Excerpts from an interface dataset
--------------------

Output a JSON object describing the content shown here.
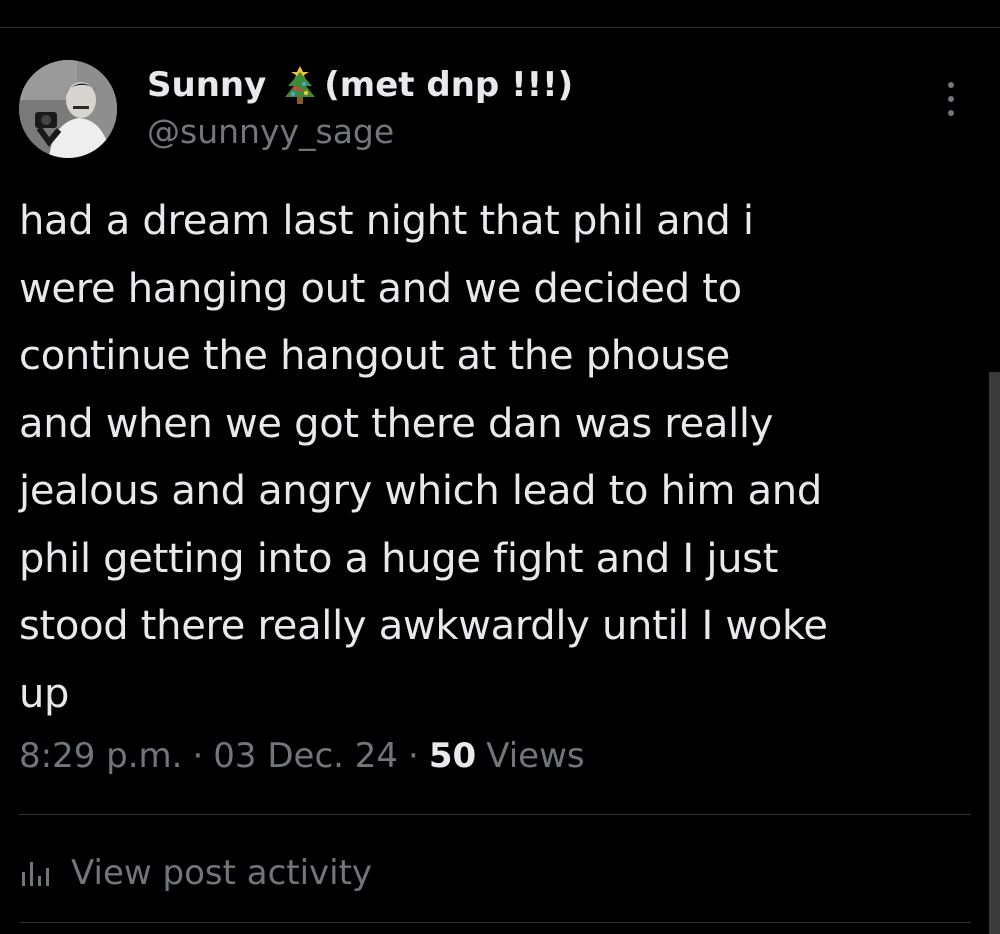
{
  "post": {
    "author": {
      "display_name": "Sunny",
      "display_name_emoji": "christmas-tree-icon",
      "display_name_suffix": "(met dnp !!!)",
      "handle": "@sunnyy_sage"
    },
    "text_lines": [
      "had a dream last night that phil and i",
      "were hanging out and we decided to",
      "continue the hangout at the phouse",
      "and when we got there dan was really",
      "jealous and angry which lead to him and",
      "phil getting into a huge fight and I just",
      "stood there really awkwardly until I woke",
      "up"
    ],
    "time": "8:29 p.m.",
    "separator": "·",
    "date": "03 Dec. 24",
    "views_count": "50",
    "views_label": "Views",
    "activity_label": "View post activity"
  },
  "icons": {
    "more": "more-vertical-icon",
    "activity": "bar-chart-icon"
  },
  "colors": {
    "background": "#000000",
    "primary_text": "#e7e9ea",
    "secondary_text": "#71767b",
    "divider": "#2f3336"
  }
}
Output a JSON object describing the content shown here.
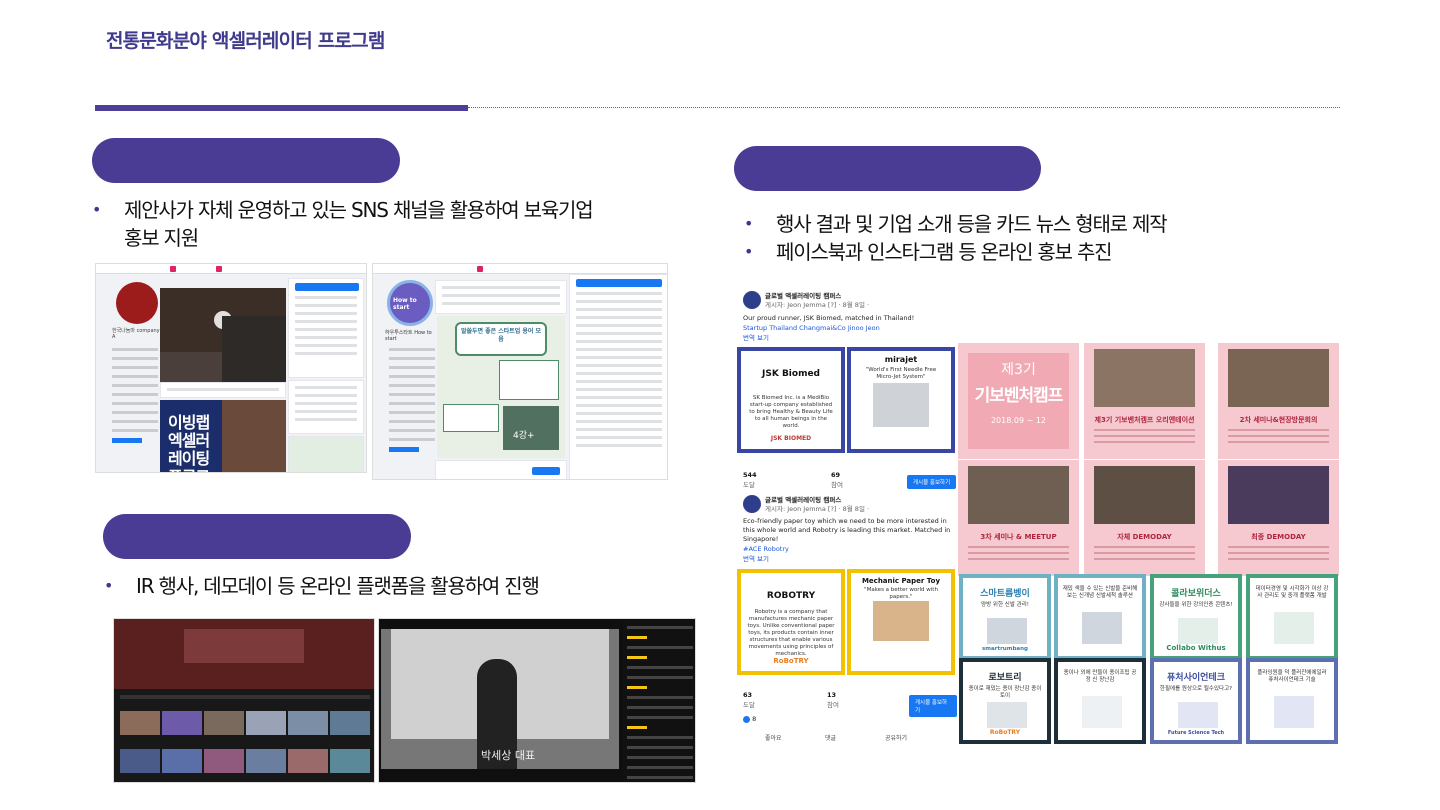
{
  "page": {
    "title": "전통문화분야 액셀러레이터 프로그램"
  },
  "sections": {
    "sns": {
      "bullets": [
        "제안사가 자체 운영하고 있는 SNS 채널을 활용하여 보육기업 홍보 지원"
      ]
    },
    "cardnews": {
      "bullets": [
        "행사 결과 및 기업 소개 등을 카드 뉴스 형태로 제작",
        "페이스북과 인스타그램 등 온라인 홍보 추진"
      ]
    },
    "ir": {
      "bullets": [
        "IR 행사, 데모데이 등 온라인 플랫폼을 활용하여 진행"
      ]
    }
  },
  "screenshots": {
    "fb_page1": {
      "name": "한국나눔마 company A",
      "poster_text": "이빙랩 엑셀러레이팅 프로그램"
    },
    "fb_page2": {
      "page_name": "하우투스타트 How to start",
      "logo_text": "How to start",
      "poster_title": "알쓸두면 좋은 스타트업 용어 모음",
      "poster_count": "4강+"
    },
    "yt_stream": {
      "caption": "박세상 대표"
    }
  },
  "fb_post": {
    "page_name": "글로벌 액셀러레이팅 캠퍼스",
    "author": "게시자: Jeon Jemma [?] · 8월 8일 ·",
    "post1_text": "Our proud runner, JSK Biomed, matched in Thailand!",
    "post1_link": "Startup Thailand Changmai&Co Jinoo Jeon",
    "see_more": "번역 보기",
    "tile1_title": "JSK Biomed",
    "tile1_body": "SK Biomed Inc. is a MediBio start-up company established to bring Healthy & Beauty Life to all human beings in the world.",
    "tile1_logo": "JSK BIOMED",
    "tile2_title": "mirajet",
    "tile2_sub": "\"World's First Needle Free Micro-Jet System\"",
    "stats1_reach": "544",
    "stats1_reach_label": "도달",
    "stats1_engage": "69",
    "stats1_engage_label": "참여",
    "boost_label": "게시물 홍보하기",
    "post2_text": "Eco-friendly paper toy which we need to be more interested in this whole world and Robotry is leading this market. Matched in Singapore!",
    "post2_tag": "#ACE Robotry",
    "tile3_title": "ROBOTRY",
    "tile3_body": "Robotry is a company that manufactures mechanic paper toys. Unlike conventional paper toys, its products contain inner structures that enable various movements using principles of mechanics.",
    "tile3_logo": "RoBoTRY",
    "tile4_title": "Mechanic Paper Toy",
    "tile4_sub": "\"Makes a better world with papers.\"",
    "stats2_reach": "63",
    "stats2_engage": "13",
    "likes": "8",
    "actions": [
      "좋아요",
      "댓글",
      "공유하기"
    ]
  },
  "card_grid": {
    "pink": [
      {
        "big_num": "제3기",
        "big_title": "기보벤처캠프",
        "date": "2018.09 ~ 12"
      },
      {
        "caption": "제3기 기보벤처캠프 오리엔테이션"
      },
      {
        "caption": "2차 세미나&현장방문회의"
      },
      {
        "caption": "3차 세미나 & MEETUP"
      },
      {
        "caption": "자체 DEMODAY"
      },
      {
        "caption": "최종 DEMODAY"
      }
    ],
    "news": [
      {
        "title": "스마트름벵이",
        "sub": "양방 위한 신발 관리!",
        "brand": "smartrumbang"
      },
      {
        "title": "",
        "sub": "재밌 색을 수 있는 신발을 준비해보는 신개념 신발세척 솔루션",
        "brand": ""
      },
      {
        "title": "콜라보위더스",
        "sub": "강사들을 위한 강의인증 콘텐츠!",
        "brand": "Collabo Withus"
      },
      {
        "title": "",
        "sub": "데이터경영 및 시각화가 이상 강사 관리도 및 중개 플랫폼 개발",
        "brand": ""
      },
      {
        "title": "로보트리",
        "sub": "종이로 재밌는 종이 장난감 종이토이",
        "brand": "RoBoTRY"
      },
      {
        "title": "",
        "sub": "종이나 외에 만들이 종이조립 공정 신 장난감",
        "brand": ""
      },
      {
        "title": "퓨처사이언테크",
        "sub": "한필에를 원상으로 될수있다고?",
        "brand": "Future Science Tech"
      },
      {
        "title": "",
        "sub": "플라잉원을 덕 플러잔에에일러 퓨처사이언테크 기술",
        "brand": ""
      }
    ]
  },
  "colors": {
    "accent": "#4a3b95",
    "title": "#3f3a8c",
    "pink": "#f5c9cf",
    "navy": "#3a46a4"
  }
}
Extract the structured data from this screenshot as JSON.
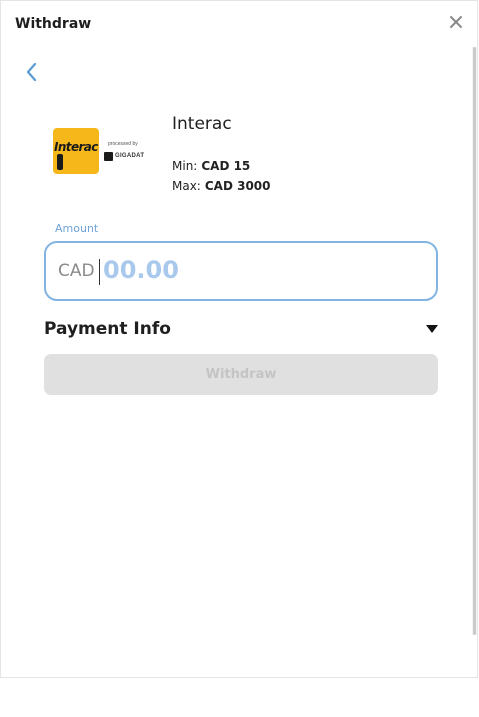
{
  "header": {
    "title": "Withdraw",
    "close_icon": "close-icon"
  },
  "back_icon": "chevron-left-icon",
  "payment_method": {
    "logo_text": "Interac",
    "processed_by": "processed by",
    "processor": "GIGADAT",
    "name": "Interac",
    "min_label": "Min:",
    "min_value": "CAD 15",
    "max_label": "Max:",
    "max_value": "CAD 3000"
  },
  "amount": {
    "label": "Amount",
    "currency": "CAD",
    "value": "00.00"
  },
  "payment_info": {
    "label": "Payment Info",
    "icon": "caret-down-icon"
  },
  "withdraw_button": {
    "label": "Withdraw",
    "enabled": false
  },
  "colors": {
    "accent": "#82b4e2",
    "amount_label": "#6fa3d6",
    "amount_value": "#a9c9ec",
    "interac_yellow": "#f6b71b",
    "button_disabled_bg": "#e0e0e0",
    "button_disabled_text": "#c4c4c4"
  }
}
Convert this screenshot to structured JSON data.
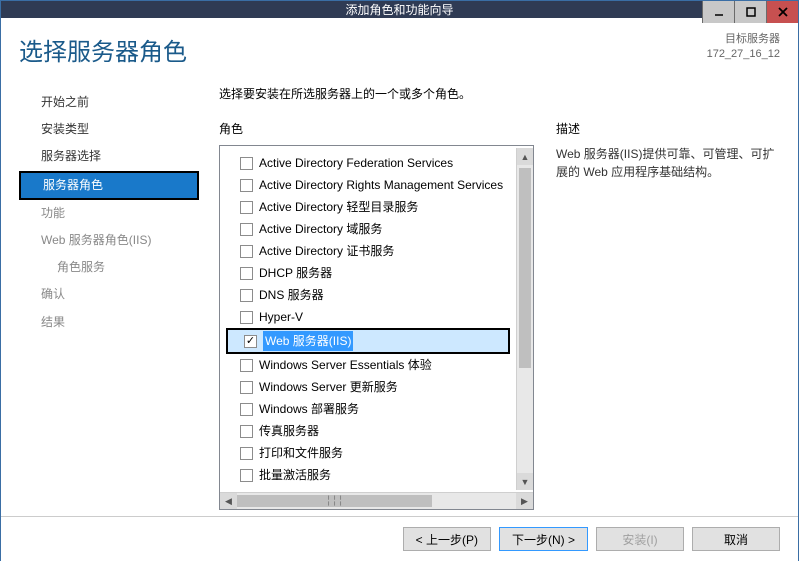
{
  "title": "添加角色和功能向导",
  "page_title": "选择服务器角色",
  "target": {
    "label": "目标服务器",
    "name": "172_27_16_12"
  },
  "nav": [
    {
      "label": "开始之前",
      "state": "completed"
    },
    {
      "label": "安装类型",
      "state": "completed"
    },
    {
      "label": "服务器选择",
      "state": "completed"
    },
    {
      "label": "服务器角色",
      "state": "active",
      "boxed": true
    },
    {
      "label": "功能",
      "state": "pending"
    },
    {
      "label": "Web 服务器角色(IIS)",
      "state": "pending"
    },
    {
      "label": "角色服务",
      "state": "pending",
      "indent": true
    },
    {
      "label": "确认",
      "state": "pending"
    },
    {
      "label": "结果",
      "state": "pending"
    }
  ],
  "instruction": "选择要安装在所选服务器上的一个或多个角色。",
  "roles_label": "角色",
  "desc_label": "描述",
  "roles": [
    {
      "label": "Active Directory Federation Services"
    },
    {
      "label": "Active Directory Rights Management Services"
    },
    {
      "label": "Active Directory 轻型目录服务"
    },
    {
      "label": "Active Directory 域服务"
    },
    {
      "label": "Active Directory 证书服务"
    },
    {
      "label": "DHCP 服务器"
    },
    {
      "label": "DNS 服务器"
    },
    {
      "label": "Hyper-V"
    },
    {
      "label": "Web 服务器(IIS)",
      "checked": true,
      "selected": true,
      "boxed": true
    },
    {
      "label": "Windows Server Essentials 体验"
    },
    {
      "label": "Windows Server 更新服务"
    },
    {
      "label": "Windows 部署服务"
    },
    {
      "label": "传真服务器"
    },
    {
      "label": "打印和文件服务"
    },
    {
      "label": "批量激活服务"
    }
  ],
  "description": "Web 服务器(IIS)提供可靠、可管理、可扩展的 Web 应用程序基础结构。",
  "buttons": {
    "previous": "< 上一步(P)",
    "next": "下一步(N) >",
    "install": "安装(I)",
    "cancel": "取消"
  }
}
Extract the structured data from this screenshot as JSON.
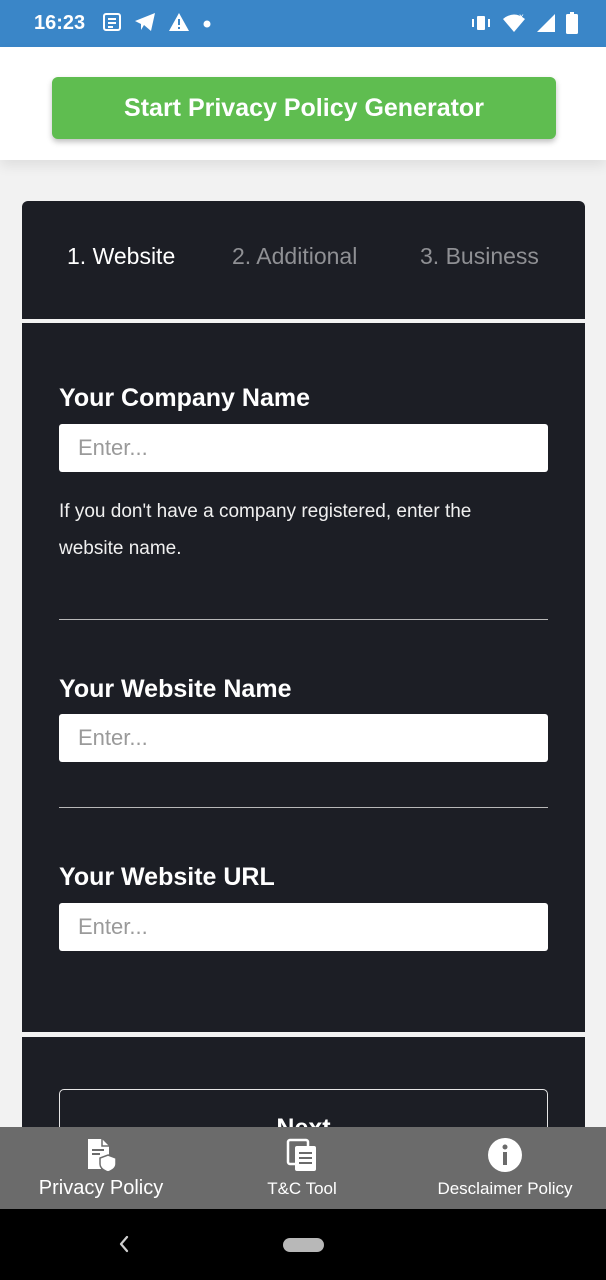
{
  "status_bar": {
    "time": "16:23",
    "left_icons": [
      "news-icon",
      "telegram-icon",
      "warning-icon",
      "dot-icon"
    ],
    "right_icons": [
      "vibrate-icon",
      "wifi-icon",
      "signal-icon",
      "battery-icon"
    ]
  },
  "header": {
    "start_button_label": "Start Privacy Policy Generator",
    "accent_color": "#5fbd50"
  },
  "tabs": [
    {
      "label": "1. Website",
      "active": true
    },
    {
      "label": "2. Additional",
      "active": false
    },
    {
      "label": "3. Business",
      "active": false
    }
  ],
  "form": {
    "company": {
      "label": "Your Company Name",
      "placeholder": "Enter...",
      "value": "",
      "hint": "If you don't have a company registered, enter the website name."
    },
    "website_name": {
      "label": "Your Website Name",
      "placeholder": "Enter...",
      "value": ""
    },
    "website_url": {
      "label": "Your Website URL",
      "placeholder": "Enter...",
      "value": ""
    },
    "next_label": "Next"
  },
  "bottom_nav": [
    {
      "label": "Privacy Policy",
      "icon": "privacy-document-icon"
    },
    {
      "label": "T&C Tool",
      "icon": "copy-document-icon"
    },
    {
      "label": "Desclaimer Policy",
      "icon": "info-icon"
    }
  ]
}
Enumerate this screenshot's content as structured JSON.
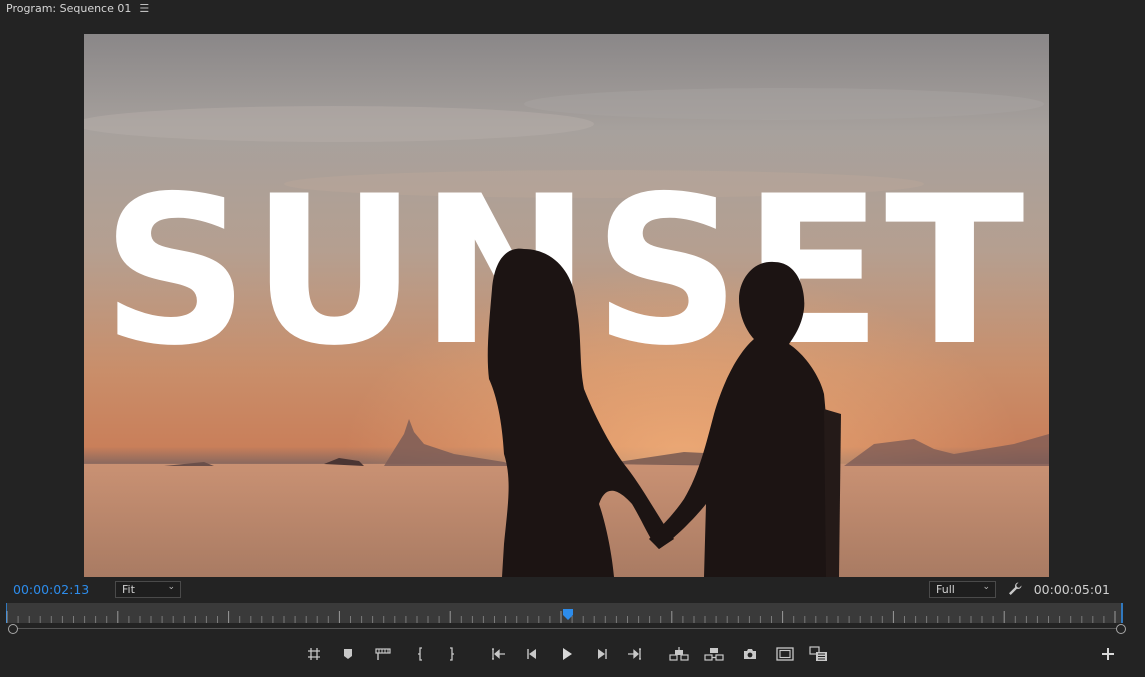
{
  "panel": {
    "title": "Program: Sequence 01",
    "menu_icon": "hamburger-menu-icon"
  },
  "frame": {
    "title_text": "SUNSET",
    "scene": "silhouettes of two people holding hands on a beach at sunset"
  },
  "timecode": {
    "current": "00:00:02:13",
    "duration": "00:00:05:01"
  },
  "zoom": {
    "selected": "Fit"
  },
  "resolution": {
    "selected": "Full"
  },
  "playhead": {
    "position_fraction": 0.503
  },
  "transport": {
    "buttons": [
      "add-marker-icon",
      "marker-icon",
      "clip-marker-icon",
      "mark-in-icon",
      "mark-out-icon",
      "go-to-in-icon",
      "step-back-icon",
      "play-icon",
      "step-forward-icon",
      "go-to-out-icon",
      "lift-icon",
      "extract-icon",
      "export-frame-icon",
      "safe-margins-icon",
      "compare-view-icon"
    ],
    "add_icon": "plus-icon"
  },
  "colors": {
    "accent": "#2d8ceb",
    "background": "#232323",
    "ruler": "#3a3a3a"
  }
}
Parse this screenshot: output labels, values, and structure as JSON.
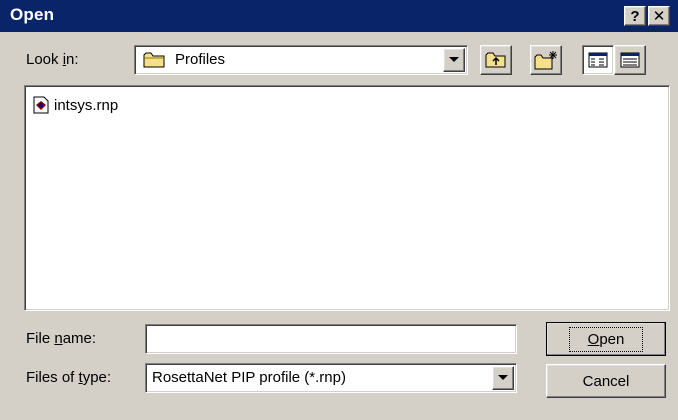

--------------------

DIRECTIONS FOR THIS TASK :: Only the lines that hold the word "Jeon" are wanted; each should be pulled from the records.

ANSWER TO THIS EXERCISE ::
    "author": "게시자: Jeon Jemma [?] · 8월 8일 ·",
    "post1_link": "Startup Thailand Changmai&Co Jinoo Jeon",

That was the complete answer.